DIRECTIONS FOR THIS TASK:
Give back the material word for word, every line included.

RECORDS SUPPLIED:
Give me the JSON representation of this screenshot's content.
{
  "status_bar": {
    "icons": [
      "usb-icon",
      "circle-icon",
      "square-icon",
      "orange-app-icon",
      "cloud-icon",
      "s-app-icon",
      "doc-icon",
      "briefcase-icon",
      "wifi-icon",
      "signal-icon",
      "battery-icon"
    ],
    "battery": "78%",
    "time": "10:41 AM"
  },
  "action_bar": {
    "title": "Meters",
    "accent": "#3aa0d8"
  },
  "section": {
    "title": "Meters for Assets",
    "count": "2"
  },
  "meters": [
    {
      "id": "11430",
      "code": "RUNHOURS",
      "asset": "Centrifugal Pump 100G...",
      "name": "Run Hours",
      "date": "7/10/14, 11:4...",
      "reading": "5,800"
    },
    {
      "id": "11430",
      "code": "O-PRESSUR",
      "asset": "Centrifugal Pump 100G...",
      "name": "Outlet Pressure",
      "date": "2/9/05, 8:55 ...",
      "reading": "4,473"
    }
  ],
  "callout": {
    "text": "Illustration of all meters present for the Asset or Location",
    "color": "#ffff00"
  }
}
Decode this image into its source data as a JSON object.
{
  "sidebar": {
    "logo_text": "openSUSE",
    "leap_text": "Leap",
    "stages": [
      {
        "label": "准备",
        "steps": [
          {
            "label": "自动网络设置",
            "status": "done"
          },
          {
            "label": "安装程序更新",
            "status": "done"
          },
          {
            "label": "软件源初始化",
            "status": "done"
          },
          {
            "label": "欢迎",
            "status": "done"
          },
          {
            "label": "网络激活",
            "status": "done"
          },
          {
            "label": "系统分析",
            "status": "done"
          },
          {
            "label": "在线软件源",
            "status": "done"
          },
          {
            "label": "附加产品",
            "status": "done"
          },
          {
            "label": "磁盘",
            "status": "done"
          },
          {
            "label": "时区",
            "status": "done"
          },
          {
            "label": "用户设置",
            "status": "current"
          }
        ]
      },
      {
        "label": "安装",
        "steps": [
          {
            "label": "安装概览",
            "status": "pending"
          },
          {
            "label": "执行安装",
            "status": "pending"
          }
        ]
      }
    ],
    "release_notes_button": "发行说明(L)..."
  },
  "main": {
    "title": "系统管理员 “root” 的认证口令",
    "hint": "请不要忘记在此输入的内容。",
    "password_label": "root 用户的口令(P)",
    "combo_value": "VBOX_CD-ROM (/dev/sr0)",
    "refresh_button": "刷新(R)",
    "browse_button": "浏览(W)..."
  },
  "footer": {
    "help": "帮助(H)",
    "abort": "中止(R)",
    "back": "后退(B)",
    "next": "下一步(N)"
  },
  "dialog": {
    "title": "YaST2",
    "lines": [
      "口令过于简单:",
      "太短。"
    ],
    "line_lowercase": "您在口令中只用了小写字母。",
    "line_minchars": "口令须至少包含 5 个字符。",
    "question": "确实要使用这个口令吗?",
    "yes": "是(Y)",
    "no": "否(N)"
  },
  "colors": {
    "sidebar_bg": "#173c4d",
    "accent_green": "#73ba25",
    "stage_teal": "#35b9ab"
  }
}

SOLUTION BELOW:
Give me the JSON representation of this screenshot's content.
{
  "status_bar": {
    "icons": [
      "usb-icon",
      "circle-icon",
      "square-icon",
      "orange-app-icon",
      "cloud-icon",
      "s-app-icon",
      "doc-icon",
      "briefcase-icon",
      "wifi-icon",
      "signal-icon",
      "battery-icon"
    ],
    "battery": "78%",
    "time": "10:41 AM"
  },
  "action_bar": {
    "title": "Meters",
    "accent": "#3aa0d8"
  },
  "section": {
    "title": "Meters for Assets",
    "count": "2"
  },
  "meters": [
    {
      "id": "11430",
      "code": "RUNHOURS",
      "asset": "Centrifugal Pump 100G...",
      "name": "Run Hours",
      "date": "7/10/14, 11:4...",
      "reading": "5,800"
    },
    {
      "id": "11430",
      "code": "O-PRESSUR",
      "asset": "Centrifugal Pump 100G...",
      "name": "Outlet Pressure",
      "date": "2/9/05, 8:55 ...",
      "reading": "4,473"
    }
  ],
  "callout": {
    "text": "Illustration of all meters present for the Asset or Location",
    "color": "#ffff00"
  }
}
Decode this image into its source data as a JSON object.
{
  "sidebar": {
    "logo_text": "openSUSE",
    "leap_text": "Leap",
    "stages": [
      {
        "label": "准备",
        "steps": [
          {
            "label": "自动网络设置",
            "status": "done"
          },
          {
            "label": "安装程序更新",
            "status": "done"
          },
          {
            "label": "软件源初始化",
            "status": "done"
          },
          {
            "label": "欢迎",
            "status": "done"
          },
          {
            "label": "网络激活",
            "status": "done"
          },
          {
            "label": "系统分析",
            "status": "done"
          },
          {
            "label": "在线软件源",
            "status": "done"
          },
          {
            "label": "附加产品",
            "status": "done"
          },
          {
            "label": "磁盘",
            "status": "done"
          },
          {
            "label": "时区",
            "status": "done"
          },
          {
            "label": "用户设置",
            "status": "current"
          }
        ]
      },
      {
        "label": "安装",
        "steps": [
          {
            "label": "安装概览",
            "status": "pending"
          },
          {
            "label": "执行安装",
            "status": "pending"
          }
        ]
      }
    ],
    "release_notes_button": "发行说明(L)..."
  },
  "main": {
    "title": "系统管理员 “root” 的认证口令",
    "hint": "请不要忘记在此输入的内容。",
    "password_label": "root 用户的口令(P)",
    "combo_value": "VBOX_CD-ROM (/dev/sr0)",
    "refresh_button": "刷新(R)",
    "browse_button": "浏览(W)..."
  },
  "footer": {
    "help": "帮助(H)",
    "abort": "中止(R)",
    "back": "后退(B)",
    "next": "下一步(N)"
  },
  "dialog": {
    "title": "YaST2",
    "lines": [
      "口令过于简单:",
      "太短。"
    ],
    "line_lowercase": "您在口令中只用了小写字母。",
    "line_minchars": "口令须至少包含 5 个字符。",
    "question": "确实要使用这个口令吗?",
    "yes": "是(Y)",
    "no": "否(N)"
  },
  "colors": {
    "sidebar_bg": "#173c4d",
    "accent_green": "#73ba25",
    "stage_teal": "#35b9ab"
  }
}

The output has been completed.